Be the best version of yourself on social media, Lightfoot urges. ‘Allow your own energy to come through. Be generous with your time and interactions – share information and introduce other people. Don’t be antagonistic, but get into discussions and debate in a positive way. Taken to extremes, it can have an extremely detrimental effect on your personal brand, so conduct yourself in the way you would if you were in a meeting or pub but cut out the swearwords – it’s a professional environment.’
Making it work
When considering which measurement products to invest in, law firms would be wise to think about staffing to sit alongside such an investment. ‘You can have all the tools in the world but if you don’t have someone who understands the data they produce, it’s pointless,’ Graham advises. And don’t forget incumbent staff, he adds: ‘Use your employees as a user group and recruit them as brand ambassadors, especially if you’re going through a rebrand. They know the business better than any client and will be able to look at your site and social media as a whole.’

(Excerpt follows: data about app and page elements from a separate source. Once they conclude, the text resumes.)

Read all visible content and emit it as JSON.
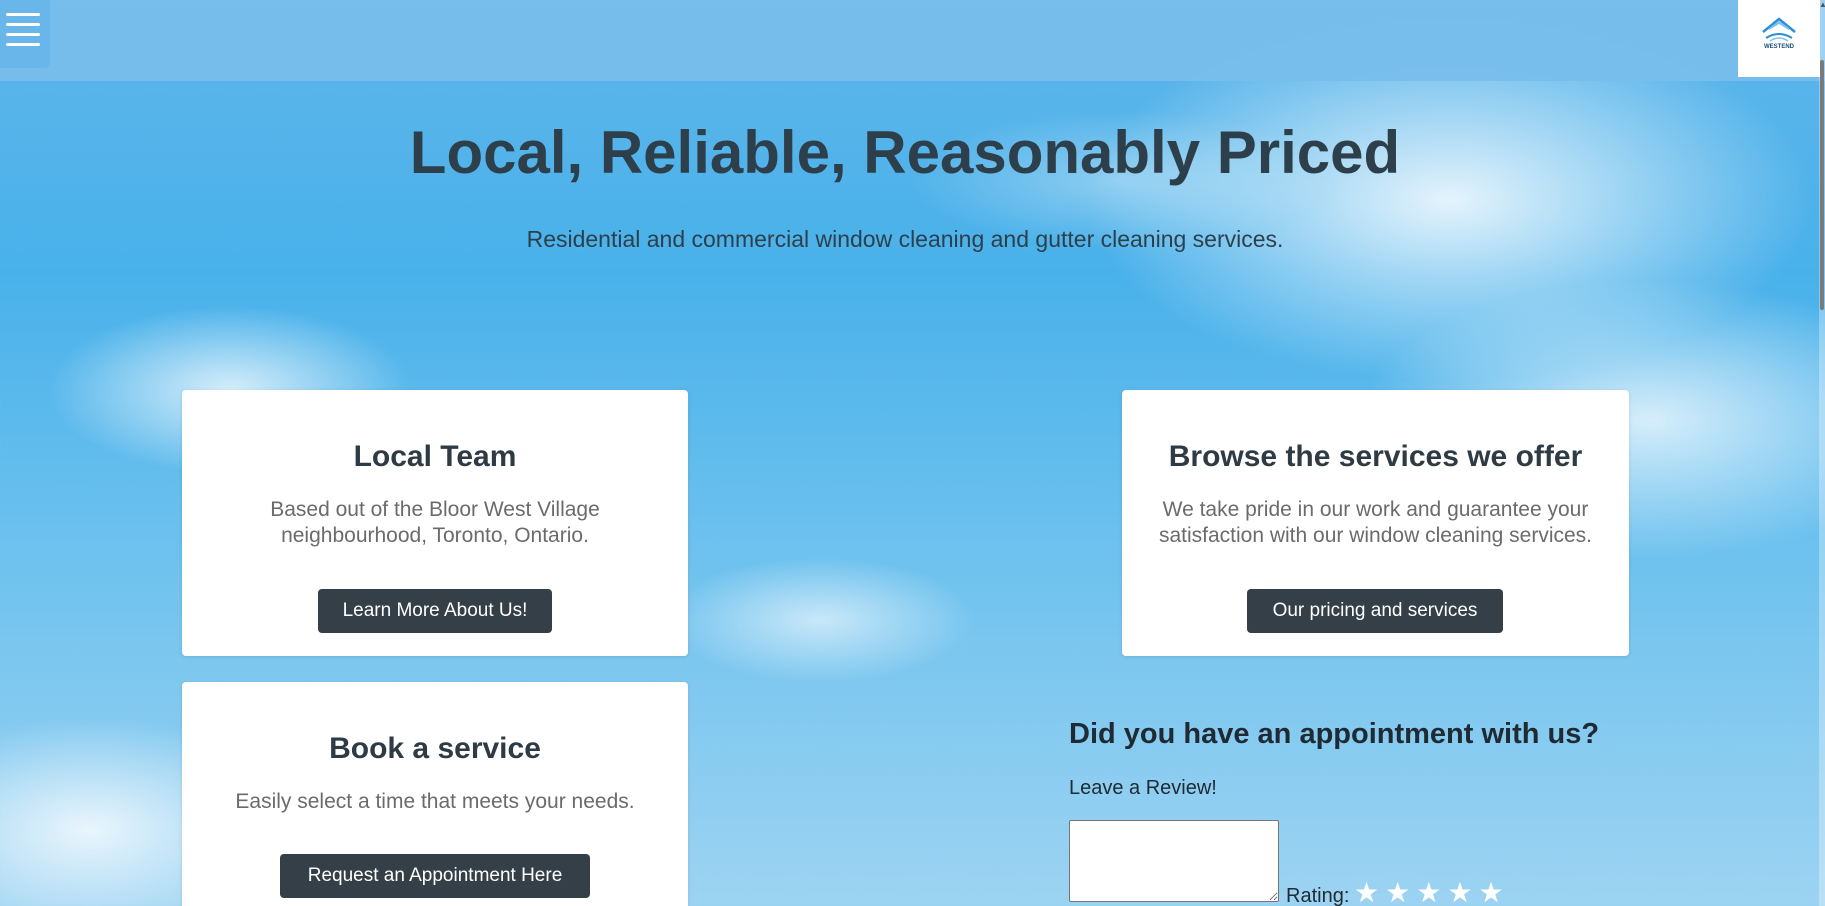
{
  "header": {
    "menu_icon": "hamburger-icon",
    "logo_icon": "house-roof-logo-icon",
    "logo_text": "WESTEND"
  },
  "hero": {
    "title": "Local, Reliable, Reasonably Priced",
    "subtitle": "Residential and commercial window cleaning and gutter cleaning services."
  },
  "cards": {
    "local_team": {
      "title": "Local Team",
      "text": "Based out of the Bloor West Village neighbourhood, Toronto, Ontario.",
      "button": "Learn More About Us!"
    },
    "services": {
      "title": "Browse the services we offer",
      "text": "We take pride in our work and guarantee your satisfaction with our window cleaning services.",
      "button": "Our pricing and services"
    },
    "book": {
      "title": "Book a service",
      "text": "Easily select a time that meets your needs.",
      "button": "Request an Appointment Here"
    }
  },
  "review": {
    "title": "Did you have an appointment with us?",
    "label": "Leave a Review!",
    "textarea_value": "",
    "rating_label": "Rating:",
    "stars": [
      "★",
      "★",
      "★",
      "★",
      "★"
    ],
    "stars_selected": 0
  },
  "colors": {
    "header_bg": "#78beec",
    "button_bg": "#343f48",
    "heading_text": "#2e3f4c",
    "body_text": "#6b6b6b"
  }
}
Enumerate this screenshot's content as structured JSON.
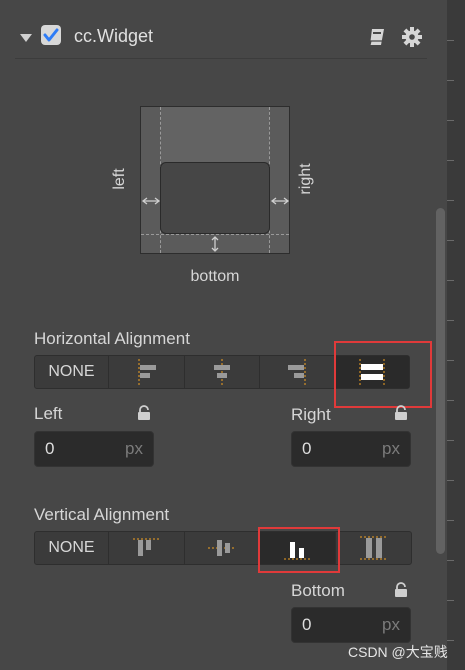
{
  "component": {
    "title": "cc.Widget",
    "checked": true
  },
  "icons": {
    "collapse": "triangle-down-icon",
    "checkbox": "checkbox-icon",
    "docs": "book-icon",
    "settings": "gear-icon",
    "lock": "lock-icon"
  },
  "preview": {
    "left_label": "left",
    "right_label": "right",
    "bottom_label": "bottom"
  },
  "horizontal": {
    "title": "Horizontal Alignment",
    "none_label": "NONE",
    "options": [
      "align-left-icon",
      "align-center-icon",
      "align-right-icon",
      "stretch-horizontal-icon"
    ],
    "selected_index": 4
  },
  "left_field": {
    "label": "Left",
    "value": "0",
    "unit": "px"
  },
  "right_field": {
    "label": "Right",
    "value": "0",
    "unit": "px"
  },
  "vertical": {
    "title": "Vertical Alignment",
    "none_label": "NONE",
    "options": [
      "align-top-icon",
      "align-middle-icon",
      "align-bottom-icon",
      "stretch-vertical-icon"
    ],
    "selected_index": 3
  },
  "bottom_field": {
    "label": "Bottom",
    "value": "0",
    "unit": "px"
  },
  "watermark": "CSDN @大宝贱",
  "colors": {
    "accent": "#2e7cf6",
    "highlight": "#e03a3a",
    "guide": "#f0a020"
  }
}
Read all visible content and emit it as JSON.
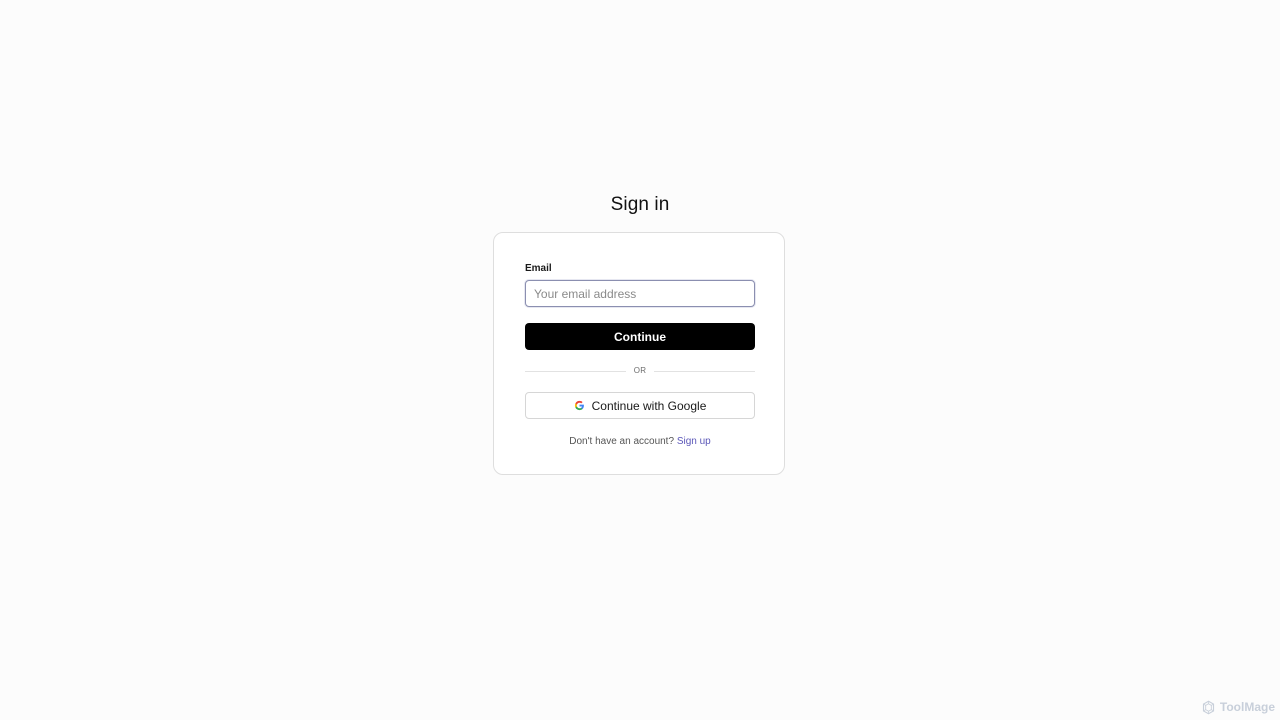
{
  "page": {
    "title": "Sign in"
  },
  "form": {
    "email_label": "Email",
    "email_placeholder": "Your email address",
    "email_value": "",
    "continue_label": "Continue",
    "divider_label": "OR",
    "google_label": "Continue with Google",
    "google_icon": "google-g-icon",
    "signup_prompt": "Don't have an account?",
    "signup_link": "Sign up"
  },
  "watermark": {
    "text": "ToolMage",
    "icon": "toolmage-logo-icon"
  },
  "colors": {
    "background": "#fcfcfc",
    "primary_button": "#000000",
    "link": "#5b57b8",
    "input_border_focus": "#8b8fb0"
  }
}
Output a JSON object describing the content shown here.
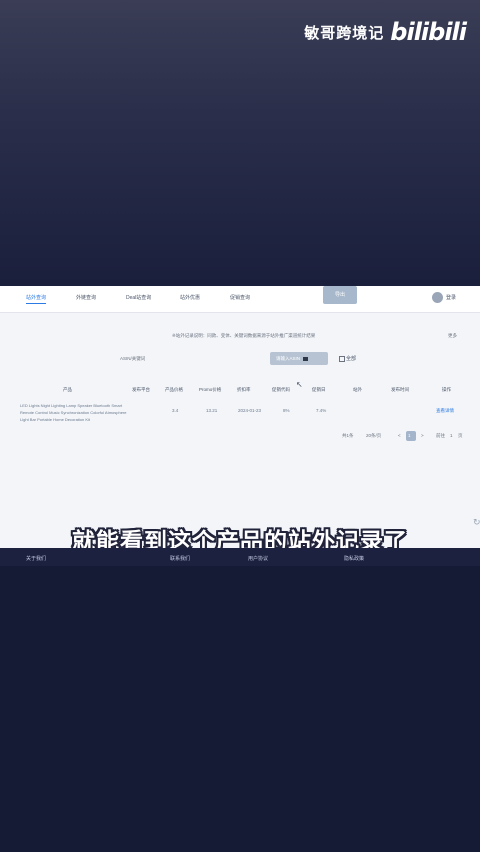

While LinkedIn and Twitter remain the popular platforms for lawyers, Poulter notes that video and audio streaming continue to rise. ‘Commuters are plugged into last night’s TV, and podcasts are popular among professionals. Video has become more popular as data allowances on phones have increased.’ So including video in your output would be a wise decision.
While Lightfoot is happy to see that most lawyers now use social media, she notes that it has taken seven years for it to be mainstream and believes the legal profession was slow on the uptake. Her advice? ‘Do not be as slow with other types of technology such as AI and robotics. These will see exponential growth and you need to get on the bandwagon or you won’t have a job. It’s not going to go away.’
Emma Maule is a freelance writer and social media consultant; Twitter: @emmaraty